WORK TO BE COMPLETED.
An exact copy of all the data below is needed, without its pictures.

═══ MATERIAL TO PROCESS

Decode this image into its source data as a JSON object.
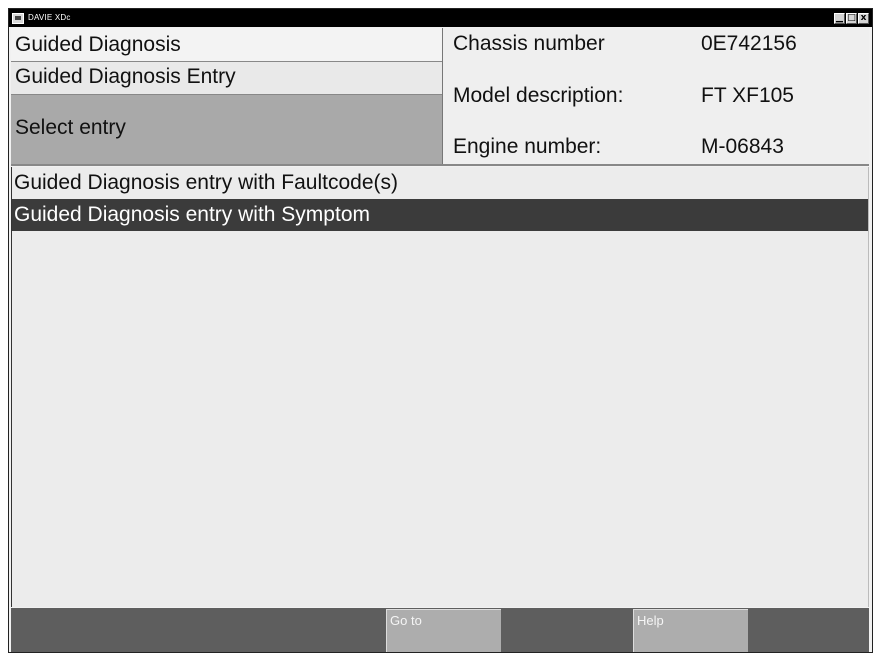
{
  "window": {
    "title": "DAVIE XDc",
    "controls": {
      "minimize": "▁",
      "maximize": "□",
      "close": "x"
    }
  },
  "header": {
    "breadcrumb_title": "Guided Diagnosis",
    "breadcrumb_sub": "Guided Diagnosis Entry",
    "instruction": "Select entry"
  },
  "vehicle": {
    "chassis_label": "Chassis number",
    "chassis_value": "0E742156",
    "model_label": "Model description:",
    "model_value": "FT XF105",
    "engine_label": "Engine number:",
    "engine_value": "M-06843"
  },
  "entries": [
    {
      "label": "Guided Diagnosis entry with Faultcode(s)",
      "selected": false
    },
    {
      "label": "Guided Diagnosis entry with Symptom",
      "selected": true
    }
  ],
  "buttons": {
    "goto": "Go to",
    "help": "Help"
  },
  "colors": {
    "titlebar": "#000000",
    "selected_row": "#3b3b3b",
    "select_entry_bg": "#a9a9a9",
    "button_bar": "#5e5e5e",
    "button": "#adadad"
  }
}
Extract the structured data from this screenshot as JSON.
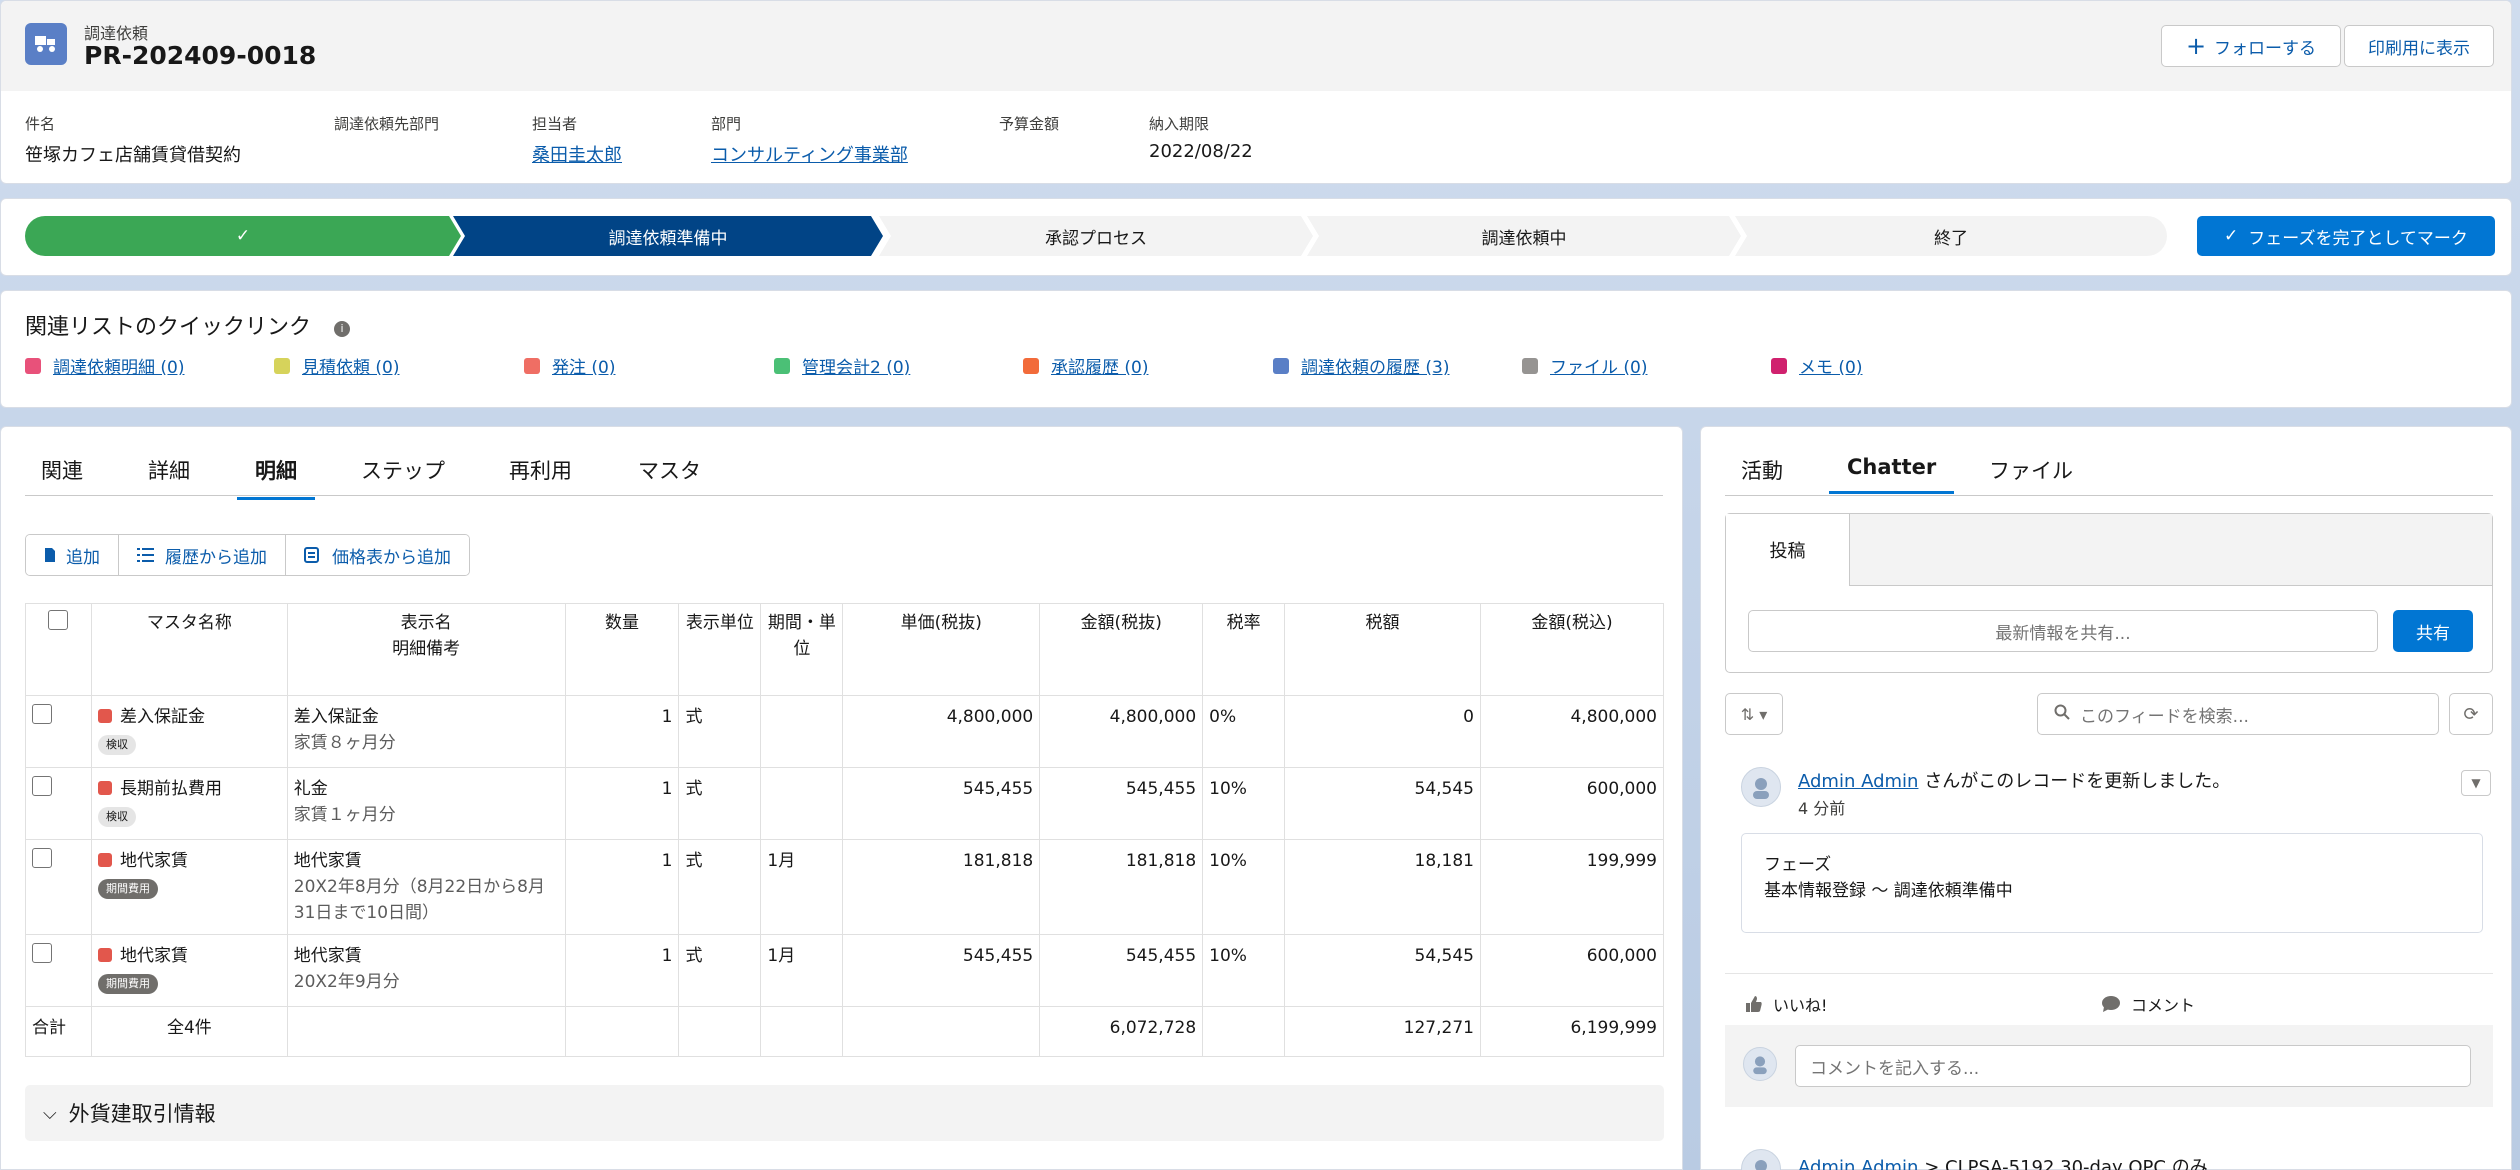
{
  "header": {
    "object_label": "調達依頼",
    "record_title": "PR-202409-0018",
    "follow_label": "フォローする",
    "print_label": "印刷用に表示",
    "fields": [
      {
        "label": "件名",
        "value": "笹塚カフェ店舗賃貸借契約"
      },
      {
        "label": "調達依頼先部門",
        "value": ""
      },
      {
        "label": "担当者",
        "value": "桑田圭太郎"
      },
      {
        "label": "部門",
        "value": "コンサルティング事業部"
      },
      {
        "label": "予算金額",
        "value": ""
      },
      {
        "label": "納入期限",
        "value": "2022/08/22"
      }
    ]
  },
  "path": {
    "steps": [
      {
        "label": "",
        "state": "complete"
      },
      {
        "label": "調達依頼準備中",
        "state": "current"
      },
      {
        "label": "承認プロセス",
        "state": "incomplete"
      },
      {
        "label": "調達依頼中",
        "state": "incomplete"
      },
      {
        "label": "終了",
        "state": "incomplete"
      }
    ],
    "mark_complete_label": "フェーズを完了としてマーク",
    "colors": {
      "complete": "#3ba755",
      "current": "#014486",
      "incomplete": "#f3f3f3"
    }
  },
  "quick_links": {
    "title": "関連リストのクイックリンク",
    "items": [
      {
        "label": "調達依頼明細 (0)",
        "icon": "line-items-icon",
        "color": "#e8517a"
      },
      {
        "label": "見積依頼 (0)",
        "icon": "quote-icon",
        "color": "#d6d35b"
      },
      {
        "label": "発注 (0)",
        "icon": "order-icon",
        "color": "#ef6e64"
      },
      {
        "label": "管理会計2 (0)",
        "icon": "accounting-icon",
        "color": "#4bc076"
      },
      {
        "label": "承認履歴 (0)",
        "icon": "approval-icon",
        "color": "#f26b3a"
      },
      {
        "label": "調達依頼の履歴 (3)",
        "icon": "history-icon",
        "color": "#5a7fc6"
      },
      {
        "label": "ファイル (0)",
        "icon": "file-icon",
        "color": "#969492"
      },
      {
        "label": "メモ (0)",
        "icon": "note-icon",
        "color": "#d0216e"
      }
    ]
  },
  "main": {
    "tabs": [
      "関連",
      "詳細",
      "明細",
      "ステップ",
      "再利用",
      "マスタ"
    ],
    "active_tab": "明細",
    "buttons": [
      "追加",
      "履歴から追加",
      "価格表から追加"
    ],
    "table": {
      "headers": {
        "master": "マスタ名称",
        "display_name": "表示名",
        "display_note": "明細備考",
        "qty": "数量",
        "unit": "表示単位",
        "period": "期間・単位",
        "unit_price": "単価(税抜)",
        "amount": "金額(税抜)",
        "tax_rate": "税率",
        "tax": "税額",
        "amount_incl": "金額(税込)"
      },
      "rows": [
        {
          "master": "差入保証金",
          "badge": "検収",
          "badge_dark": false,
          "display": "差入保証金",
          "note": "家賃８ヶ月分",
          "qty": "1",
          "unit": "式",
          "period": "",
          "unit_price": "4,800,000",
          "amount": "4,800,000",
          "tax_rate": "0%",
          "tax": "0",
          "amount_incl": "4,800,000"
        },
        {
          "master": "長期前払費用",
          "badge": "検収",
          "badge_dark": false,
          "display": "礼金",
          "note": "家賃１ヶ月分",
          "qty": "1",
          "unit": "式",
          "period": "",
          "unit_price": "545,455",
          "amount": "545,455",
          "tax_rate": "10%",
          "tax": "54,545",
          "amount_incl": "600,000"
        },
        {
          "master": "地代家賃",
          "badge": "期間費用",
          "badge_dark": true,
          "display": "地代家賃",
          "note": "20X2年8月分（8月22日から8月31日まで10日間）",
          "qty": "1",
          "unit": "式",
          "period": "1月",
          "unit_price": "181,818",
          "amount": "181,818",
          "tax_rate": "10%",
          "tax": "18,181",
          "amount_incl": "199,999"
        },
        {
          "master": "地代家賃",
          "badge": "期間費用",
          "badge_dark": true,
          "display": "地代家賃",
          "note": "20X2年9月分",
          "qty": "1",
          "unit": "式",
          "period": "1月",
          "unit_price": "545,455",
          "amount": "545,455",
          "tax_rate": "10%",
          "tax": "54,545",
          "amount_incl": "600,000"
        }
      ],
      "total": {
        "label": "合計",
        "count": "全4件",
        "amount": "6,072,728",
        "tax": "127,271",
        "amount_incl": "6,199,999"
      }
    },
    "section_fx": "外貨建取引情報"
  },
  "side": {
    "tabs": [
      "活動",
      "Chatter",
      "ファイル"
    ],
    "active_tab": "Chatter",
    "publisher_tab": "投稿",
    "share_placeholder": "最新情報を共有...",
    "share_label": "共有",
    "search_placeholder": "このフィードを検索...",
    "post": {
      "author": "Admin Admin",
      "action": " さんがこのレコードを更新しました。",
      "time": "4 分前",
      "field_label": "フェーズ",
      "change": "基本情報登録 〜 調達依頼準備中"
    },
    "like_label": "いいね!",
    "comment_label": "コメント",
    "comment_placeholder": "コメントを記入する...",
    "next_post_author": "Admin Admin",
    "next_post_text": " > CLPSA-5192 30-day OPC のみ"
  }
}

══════

TASK OUTPUT.
Decode this image into its source data as a JSON object.
{
  "window": {
    "title": "DAVIE XDc",
    "controls": {
      "minimize": "▁",
      "maximize": "□",
      "close": "x"
    }
  },
  "header": {
    "breadcrumb_title": "Guided Diagnosis",
    "breadcrumb_sub": "Guided Diagnosis Entry",
    "instruction": "Select entry"
  },
  "vehicle": {
    "chassis_label": "Chassis number",
    "chassis_value": "0E742156",
    "model_label": "Model description:",
    "model_value": "FT XF105",
    "engine_label": "Engine number:",
    "engine_value": "M-06843"
  },
  "entries": [
    {
      "label": "Guided Diagnosis entry with Faultcode(s)",
      "selected": false
    },
    {
      "label": "Guided Diagnosis entry with Symptom",
      "selected": true
    }
  ],
  "buttons": {
    "goto": "Go to",
    "help": "Help"
  },
  "colors": {
    "titlebar": "#000000",
    "selected_row": "#3b3b3b",
    "select_entry_bg": "#a9a9a9",
    "button_bar": "#5e5e5e",
    "button": "#adadad"
  }
}
Extract the structured data from this screenshot as JSON.
{
  "header": {
    "object_label": "調達依頼",
    "record_title": "PR-202409-0018",
    "follow_label": "フォローする",
    "print_label": "印刷用に表示",
    "fields": [
      {
        "label": "件名",
        "value": "笹塚カフェ店舗賃貸借契約"
      },
      {
        "label": "調達依頼先部門",
        "value": ""
      },
      {
        "label": "担当者",
        "value": "桑田圭太郎"
      },
      {
        "label": "部門",
        "value": "コンサルティング事業部"
      },
      {
        "label": "予算金額",
        "value": ""
      },
      {
        "label": "納入期限",
        "value": "2022/08/22"
      }
    ]
  },
  "path": {
    "steps": [
      {
        "label": "",
        "state": "complete"
      },
      {
        "label": "調達依頼準備中",
        "state": "current"
      },
      {
        "label": "承認プロセス",
        "state": "incomplete"
      },
      {
        "label": "調達依頼中",
        "state": "incomplete"
      },
      {
        "label": "終了",
        "state": "incomplete"
      }
    ],
    "mark_complete_label": "フェーズを完了としてマーク",
    "colors": {
      "complete": "#3ba755",
      "current": "#014486",
      "incomplete": "#f3f3f3"
    }
  },
  "quick_links": {
    "title": "関連リストのクイックリンク",
    "items": [
      {
        "label": "調達依頼明細 (0)",
        "icon": "line-items-icon",
        "color": "#e8517a"
      },
      {
        "label": "見積依頼 (0)",
        "icon": "quote-icon",
        "color": "#d6d35b"
      },
      {
        "label": "発注 (0)",
        "icon": "order-icon",
        "color": "#ef6e64"
      },
      {
        "label": "管理会計2 (0)",
        "icon": "accounting-icon",
        "color": "#4bc076"
      },
      {
        "label": "承認履歴 (0)",
        "icon": "approval-icon",
        "color": "#f26b3a"
      },
      {
        "label": "調達依頼の履歴 (3)",
        "icon": "history-icon",
        "color": "#5a7fc6"
      },
      {
        "label": "ファイル (0)",
        "icon": "file-icon",
        "color": "#969492"
      },
      {
        "label": "メモ (0)",
        "icon": "note-icon",
        "color": "#d0216e"
      }
    ]
  },
  "main": {
    "tabs": [
      "関連",
      "詳細",
      "明細",
      "ステップ",
      "再利用",
      "マスタ"
    ],
    "active_tab": "明細",
    "buttons": [
      "追加",
      "履歴から追加",
      "価格表から追加"
    ],
    "table": {
      "headers": {
        "master": "マスタ名称",
        "display_name": "表示名",
        "display_note": "明細備考",
        "qty": "数量",
        "unit": "表示単位",
        "period": "期間・単位",
        "unit_price": "単価(税抜)",
        "amount": "金額(税抜)",
        "tax_rate": "税率",
        "tax": "税額",
        "amount_incl": "金額(税込)"
      },
      "rows": [
        {
          "master": "差入保証金",
          "badge": "検収",
          "badge_dark": false,
          "display": "差入保証金",
          "note": "家賃８ヶ月分",
          "qty": "1",
          "unit": "式",
          "period": "",
          "unit_price": "4,800,000",
          "amount": "4,800,000",
          "tax_rate": "0%",
          "tax": "0",
          "amount_incl": "4,800,000"
        },
        {
          "master": "長期前払費用",
          "badge": "検収",
          "badge_dark": false,
          "display": "礼金",
          "note": "家賃１ヶ月分",
          "qty": "1",
          "unit": "式",
          "period": "",
          "unit_price": "545,455",
          "amount": "545,455",
          "tax_rate": "10%",
          "tax": "54,545",
          "amount_incl": "600,000"
        },
        {
          "master": "地代家賃",
          "badge": "期間費用",
          "badge_dark": true,
          "display": "地代家賃",
          "note": "20X2年8月分（8月22日から8月31日まで10日間）",
          "qty": "1",
          "unit": "式",
          "period": "1月",
          "unit_price": "181,818",
          "amount": "181,818",
          "tax_rate": "10%",
          "tax": "18,181",
          "amount_incl": "199,999"
        },
        {
          "master": "地代家賃",
          "badge": "期間費用",
          "badge_dark": true,
          "display": "地代家賃",
          "note": "20X2年9月分",
          "qty": "1",
          "unit": "式",
          "period": "1月",
          "unit_price": "545,455",
          "amount": "545,455",
          "tax_rate": "10%",
          "tax": "54,545",
          "amount_incl": "600,000"
        }
      ],
      "total": {
        "label": "合計",
        "count": "全4件",
        "amount": "6,072,728",
        "tax": "127,271",
        "amount_incl": "6,199,999"
      }
    },
    "section_fx": "外貨建取引情報"
  },
  "side": {
    "tabs": [
      "活動",
      "Chatter",
      "ファイル"
    ],
    "active_tab": "Chatter",
    "publisher_tab": "投稿",
    "share_placeholder": "最新情報を共有...",
    "share_label": "共有",
    "search_placeholder": "このフィードを検索...",
    "post": {
      "author": "Admin Admin",
      "action": " さんがこのレコードを更新しました。",
      "time": "4 分前",
      "field_label": "フェーズ",
      "change": "基本情報登録 〜 調達依頼準備中"
    },
    "like_label": "いいね!",
    "comment_label": "コメント",
    "comment_placeholder": "コメントを記入する...",
    "next_post_author": "Admin Admin",
    "next_post_text": " > CLPSA-5192 30-day OPC のみ"
  }
}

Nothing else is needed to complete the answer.